American referee Andrew Bruggeman talks to team Sweden's bench between whistles during Men’s Quarterfinal Round action at the Beijing 2022 Olympic Winter Games. (Photo by Matt Zambonin/HHOF-IIHF Images)
Getting the opportunity of a lifetime will have that effect on some people, even those who have spent decades working at the highest levels of the game.
Like the athletes, earning an Olympic assignment is the culmination of years of hard work and sacrifice. For officials, it usually means starting out working local house league games before slowly moving up the officiating ladder.
Every official receives a huge boost along the way from USA Hockey’s officiating program that provides education and mentoring at its various camps and clinics held during the year.
Hancock remembers answering a camp questionnaire that his goal was to work the Olympics, and several years later here he is.
“I think I can speak for all four of us and say that we all had this as a goal in our careers,” said the Huntington Woods, Mich., native.
“Just being here is an absolute privilege and an honor, but you obviously want to work deep into the rounds.”
Bruggeman did just that, drawing the honor of serving as one of the two referees to work the semifinal game between Sweden and the Russian Olympic Committee.
The fast-paced and often-heated game between two fierce international rivals needed a shootout to settle the score, and Bruggeman was more mentally than physically exhausted when it was over.
“I was pretty drained,” the Mankato, Minn., native said. “It was one of the more difficult games I’ve ever had.

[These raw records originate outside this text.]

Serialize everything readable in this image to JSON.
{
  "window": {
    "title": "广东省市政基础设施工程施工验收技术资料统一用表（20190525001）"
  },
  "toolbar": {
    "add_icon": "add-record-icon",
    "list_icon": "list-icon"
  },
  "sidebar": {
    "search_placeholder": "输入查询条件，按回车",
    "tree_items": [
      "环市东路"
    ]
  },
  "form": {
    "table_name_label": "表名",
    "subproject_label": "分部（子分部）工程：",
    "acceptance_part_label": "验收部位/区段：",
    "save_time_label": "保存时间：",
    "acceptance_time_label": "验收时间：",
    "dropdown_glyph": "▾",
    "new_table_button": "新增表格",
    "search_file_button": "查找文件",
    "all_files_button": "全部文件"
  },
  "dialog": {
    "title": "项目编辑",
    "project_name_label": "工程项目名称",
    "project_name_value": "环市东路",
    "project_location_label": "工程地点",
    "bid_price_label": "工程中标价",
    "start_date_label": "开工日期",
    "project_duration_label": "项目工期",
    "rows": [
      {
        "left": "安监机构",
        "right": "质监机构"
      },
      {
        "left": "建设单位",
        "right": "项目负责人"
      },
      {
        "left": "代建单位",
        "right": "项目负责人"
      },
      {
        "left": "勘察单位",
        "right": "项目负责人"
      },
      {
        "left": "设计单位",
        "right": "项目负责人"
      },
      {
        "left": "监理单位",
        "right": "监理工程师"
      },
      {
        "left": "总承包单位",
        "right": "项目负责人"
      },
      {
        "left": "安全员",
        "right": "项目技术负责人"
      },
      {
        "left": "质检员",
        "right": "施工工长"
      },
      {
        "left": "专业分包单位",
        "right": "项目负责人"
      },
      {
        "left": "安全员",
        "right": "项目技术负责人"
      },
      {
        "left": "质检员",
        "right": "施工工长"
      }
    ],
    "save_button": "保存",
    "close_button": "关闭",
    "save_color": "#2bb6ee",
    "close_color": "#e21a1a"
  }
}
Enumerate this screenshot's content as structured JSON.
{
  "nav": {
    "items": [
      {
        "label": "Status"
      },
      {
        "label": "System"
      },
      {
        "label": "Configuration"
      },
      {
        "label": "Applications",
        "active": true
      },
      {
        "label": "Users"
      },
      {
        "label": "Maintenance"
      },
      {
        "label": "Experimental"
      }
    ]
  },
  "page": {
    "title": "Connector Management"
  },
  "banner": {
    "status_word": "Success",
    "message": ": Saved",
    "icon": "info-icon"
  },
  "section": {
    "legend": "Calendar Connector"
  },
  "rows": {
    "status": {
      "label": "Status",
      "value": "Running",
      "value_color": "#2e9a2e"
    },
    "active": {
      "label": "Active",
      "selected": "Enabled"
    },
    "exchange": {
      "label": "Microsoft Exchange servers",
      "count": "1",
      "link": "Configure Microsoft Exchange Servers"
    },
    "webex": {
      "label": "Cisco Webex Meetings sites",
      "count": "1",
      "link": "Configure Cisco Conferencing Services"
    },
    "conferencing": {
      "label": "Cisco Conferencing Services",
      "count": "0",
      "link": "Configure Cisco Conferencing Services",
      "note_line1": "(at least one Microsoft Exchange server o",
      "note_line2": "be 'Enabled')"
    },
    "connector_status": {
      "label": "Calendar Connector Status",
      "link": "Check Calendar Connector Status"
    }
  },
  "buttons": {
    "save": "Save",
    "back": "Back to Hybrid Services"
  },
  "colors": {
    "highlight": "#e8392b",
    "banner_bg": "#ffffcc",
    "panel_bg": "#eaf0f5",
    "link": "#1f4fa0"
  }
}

We had a lot of 50/50 [puck battles] where it’s marginal if you call a penalty, not call a penalty. So there were just a lot of difficult decisions in game, and I talked with [officiating partner] Olivier Gouin after the game and we were both just exhausted. That one really tested us.”
Oliver’s selection to work in his first Olympics continues the legacy of officiating excellence in upstate New York. The long-time linesman is the sixth Rochester, N.Y., area official to work an Olympic Games.
Working games in a bubble in front of only a small number of hand-picked fans took some getting used to, but once the puck dropped it was game on for every officiating crew.
“Once you’re on the ice you kind of forget that there’s nobody else in the building because you’re so focused on being in the game,” said Oliver, who has extensive experience calling games at the collegiate, professional and international levels. “You definitely have the energy of the crowd to feed off of but the intensity is there from the teams and the players.”
Like all the officials who are working Olympic games, they have earned the right to be here. Bruggeman has a decade’s worth of experience working in both the ECHL and AHL and has officiated the IIHF World Junior Championship as well as the BioSteel All-American Game. None of that can compare to the thrill of working under the glow of the Olympic flame.
“We’ve all been in big pressure situations and we handle nerves and excitement really well,” he said.
“But the nerves are there and just when you finally hit the ice and you get to take that lap, you look around and say, ‘holy [cow], we’re here. It’s real, we’re working games. Then you settle in and it’s just work.”
Hancock said he has another thought as he takes that first lap around the rink.
“Just don’t fall.”
“The IIHF does a great job of making a big deal about who the officials are,” he said. “The second we step on the ice they announce your name. So now there’s even more pressure on you when you hear your name being announced in English and Chinese.
“It’s a little different feeling than it is back home where we step on the ice and no one notices us.”